Korean immigrants Amanda (Sandra Oh) and her daughter, Chris (Fivel Stewart) live a farm life of raising bees and chickens. They rely on much older technologies due to a trauma Amanda experienced at a young age involving electricity. I imagine this was also done because a lantern looks creepier than a flashlight. Anyway, one day Amanda is visited by her uncle (Tom Yi) who leaves her with the remains of her estranged mother. Amanda is warned not to open the briefcase that contains these remains, but of course, if she didn't, we wouldn't really have a movie.
In the meantime, Chris makes a new friend in a girl named River (Odeya Rush) and from that, she becomes a bit more distant from her mother. And since Amanda's mother was so strict, a big part of this is the play on Amanda fearing becoming her mother. Then it plays with the whole spiritual possession thing, and it just kind of coasts along without any really unexpected twists or turns. All in all, it struck me as the kind of under-the-radar title you might find near the bottom of a long list of suggestions Netflix would have to offer based on "ghost movies". You know, at that point in the list you scroll down to where you haven't heard of most of them.
I suppose if I was to really give the movie anything it would probably be Sandra Oh's performance. I'm not talking about Oscar-worthy material or anything, but one has to appreciate that she did a good job with what she had to work with. With that said, this is a pretty limited release all the same, so it doesn't seem to be taking itself as any sort of big deal either. So once again, we have a movie that's just kind of "there". The real draw for me was the fact that Sam Raimi's name was attached to it as producer, but it ended up being a good example of why "producer" is a credit to take with a grain of salt.

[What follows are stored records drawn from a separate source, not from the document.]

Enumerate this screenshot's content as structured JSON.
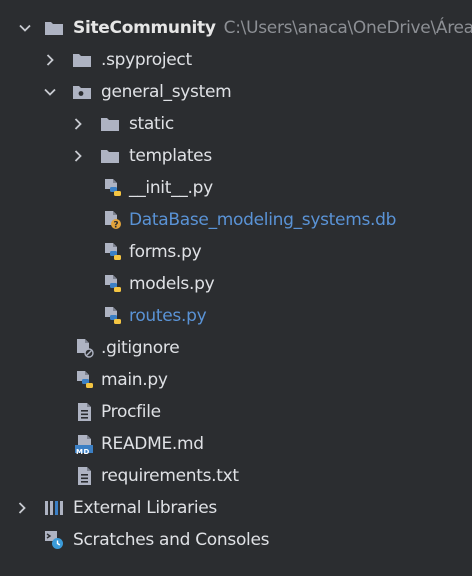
{
  "project_tree": {
    "root": {
      "name": "SiteCommunity",
      "path": "C:\\Users\\anaca\\OneDrive\\Área"
    },
    "items": [
      {
        "label": ".spyproject"
      },
      {
        "label": "general_system"
      },
      {
        "label": "static"
      },
      {
        "label": "templates"
      },
      {
        "label": "__init__.py"
      },
      {
        "label": "DataBase_modeling_systems.db"
      },
      {
        "label": "forms.py"
      },
      {
        "label": "models.py"
      },
      {
        "label": "routes.py"
      },
      {
        "label": ".gitignore"
      },
      {
        "label": "main.py"
      },
      {
        "label": "Procfile"
      },
      {
        "label": "README.md"
      },
      {
        "label": "requirements.txt"
      },
      {
        "label": "External Libraries"
      },
      {
        "label": "Scratches and Consoles"
      }
    ]
  },
  "icons": {
    "md_badge": "MD"
  },
  "colors": {
    "background": "#2b2d30",
    "text": "#dfe1e5",
    "highlight_text": "#5a93d6",
    "folder": "#aeb3c2",
    "python_blue": "#3b7fc4",
    "python_yellow": "#f4c542"
  }
}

I have no doubt that this will end up on some sort of streaming platform soon enough, so even if you have the means to "big-screen" this experience, I strongly recommend holding off. And even then, I dunno how highly I'd recommend it to anyone. There are worse titles out there, to be sure, but this did feel about as basic as a haunting/possession movie can be, and any symbolism behind it is painfully obvious... but perhaps it's supposed to be since "Umma" translates to "Mother" which, even as a title feels somewhat unoriginal at this point. How many "mom-related" horror/thriller titles are there out there?